Bring together every line in the data that includes "group".

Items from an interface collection
-.-.-

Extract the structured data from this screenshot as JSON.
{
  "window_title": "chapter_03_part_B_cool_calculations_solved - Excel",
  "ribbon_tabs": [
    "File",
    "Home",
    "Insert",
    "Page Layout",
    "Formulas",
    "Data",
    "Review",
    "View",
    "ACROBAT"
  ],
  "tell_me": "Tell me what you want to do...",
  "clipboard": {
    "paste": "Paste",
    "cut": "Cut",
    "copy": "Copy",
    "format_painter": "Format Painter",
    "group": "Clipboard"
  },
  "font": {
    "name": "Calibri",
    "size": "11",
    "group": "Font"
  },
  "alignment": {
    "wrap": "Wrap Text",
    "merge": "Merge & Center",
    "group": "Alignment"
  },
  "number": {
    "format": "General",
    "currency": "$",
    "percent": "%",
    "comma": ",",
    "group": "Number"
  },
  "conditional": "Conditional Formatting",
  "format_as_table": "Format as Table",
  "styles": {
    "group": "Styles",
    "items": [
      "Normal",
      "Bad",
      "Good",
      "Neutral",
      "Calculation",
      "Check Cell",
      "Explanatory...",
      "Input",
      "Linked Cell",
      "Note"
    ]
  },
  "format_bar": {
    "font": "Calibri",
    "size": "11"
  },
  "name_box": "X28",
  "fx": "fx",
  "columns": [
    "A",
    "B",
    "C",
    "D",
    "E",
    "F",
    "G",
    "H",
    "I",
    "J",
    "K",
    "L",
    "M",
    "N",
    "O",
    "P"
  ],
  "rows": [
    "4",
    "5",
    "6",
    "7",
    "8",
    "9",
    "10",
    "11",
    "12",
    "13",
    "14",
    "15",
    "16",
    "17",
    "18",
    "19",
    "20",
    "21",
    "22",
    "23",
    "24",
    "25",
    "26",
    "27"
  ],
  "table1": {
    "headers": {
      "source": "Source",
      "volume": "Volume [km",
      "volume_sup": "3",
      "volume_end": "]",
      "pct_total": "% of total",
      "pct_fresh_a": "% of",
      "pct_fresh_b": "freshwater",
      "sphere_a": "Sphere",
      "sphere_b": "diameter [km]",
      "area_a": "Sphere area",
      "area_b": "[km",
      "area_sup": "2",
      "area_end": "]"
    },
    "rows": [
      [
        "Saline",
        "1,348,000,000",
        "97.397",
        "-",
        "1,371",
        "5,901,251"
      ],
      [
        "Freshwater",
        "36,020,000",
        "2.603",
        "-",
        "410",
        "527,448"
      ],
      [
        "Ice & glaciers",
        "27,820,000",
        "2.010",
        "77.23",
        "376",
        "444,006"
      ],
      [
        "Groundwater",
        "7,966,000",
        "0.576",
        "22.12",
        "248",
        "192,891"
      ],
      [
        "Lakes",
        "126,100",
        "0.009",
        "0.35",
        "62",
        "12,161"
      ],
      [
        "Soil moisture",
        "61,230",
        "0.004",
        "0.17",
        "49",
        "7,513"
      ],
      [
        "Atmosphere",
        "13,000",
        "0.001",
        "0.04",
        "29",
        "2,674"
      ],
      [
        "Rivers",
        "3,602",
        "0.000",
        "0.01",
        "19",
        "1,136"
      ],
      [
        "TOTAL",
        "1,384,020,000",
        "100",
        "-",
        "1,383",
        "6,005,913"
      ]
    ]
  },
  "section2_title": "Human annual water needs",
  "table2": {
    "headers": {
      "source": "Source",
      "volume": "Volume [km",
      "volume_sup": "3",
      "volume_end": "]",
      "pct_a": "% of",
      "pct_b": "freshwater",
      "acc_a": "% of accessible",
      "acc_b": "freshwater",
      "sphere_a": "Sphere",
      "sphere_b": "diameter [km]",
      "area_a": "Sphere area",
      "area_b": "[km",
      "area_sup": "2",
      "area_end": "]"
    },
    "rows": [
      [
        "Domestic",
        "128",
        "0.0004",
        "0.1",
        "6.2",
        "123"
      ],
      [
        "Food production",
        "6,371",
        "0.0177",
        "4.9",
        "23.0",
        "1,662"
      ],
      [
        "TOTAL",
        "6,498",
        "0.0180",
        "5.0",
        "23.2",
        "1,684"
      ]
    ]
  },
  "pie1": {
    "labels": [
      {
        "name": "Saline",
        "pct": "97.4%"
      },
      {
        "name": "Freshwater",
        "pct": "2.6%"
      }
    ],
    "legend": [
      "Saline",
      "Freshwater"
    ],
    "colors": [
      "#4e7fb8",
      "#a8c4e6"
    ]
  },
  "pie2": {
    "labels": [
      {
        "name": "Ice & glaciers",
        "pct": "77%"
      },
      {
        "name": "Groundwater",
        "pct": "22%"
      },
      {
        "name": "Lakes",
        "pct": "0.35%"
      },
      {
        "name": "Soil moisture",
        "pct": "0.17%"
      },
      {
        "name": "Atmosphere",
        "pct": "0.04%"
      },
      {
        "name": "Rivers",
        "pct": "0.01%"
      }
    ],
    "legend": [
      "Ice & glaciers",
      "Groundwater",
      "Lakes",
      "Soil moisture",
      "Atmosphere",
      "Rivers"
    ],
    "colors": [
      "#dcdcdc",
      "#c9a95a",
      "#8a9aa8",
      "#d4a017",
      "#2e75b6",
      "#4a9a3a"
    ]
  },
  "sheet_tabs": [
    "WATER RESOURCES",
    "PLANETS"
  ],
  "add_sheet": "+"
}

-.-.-

● **TASK OUTPUT**
    "group": "Clipboard"
    "group": "Font"
    "group": "Alignment"
    "group": "Number"
    "group": "Styles",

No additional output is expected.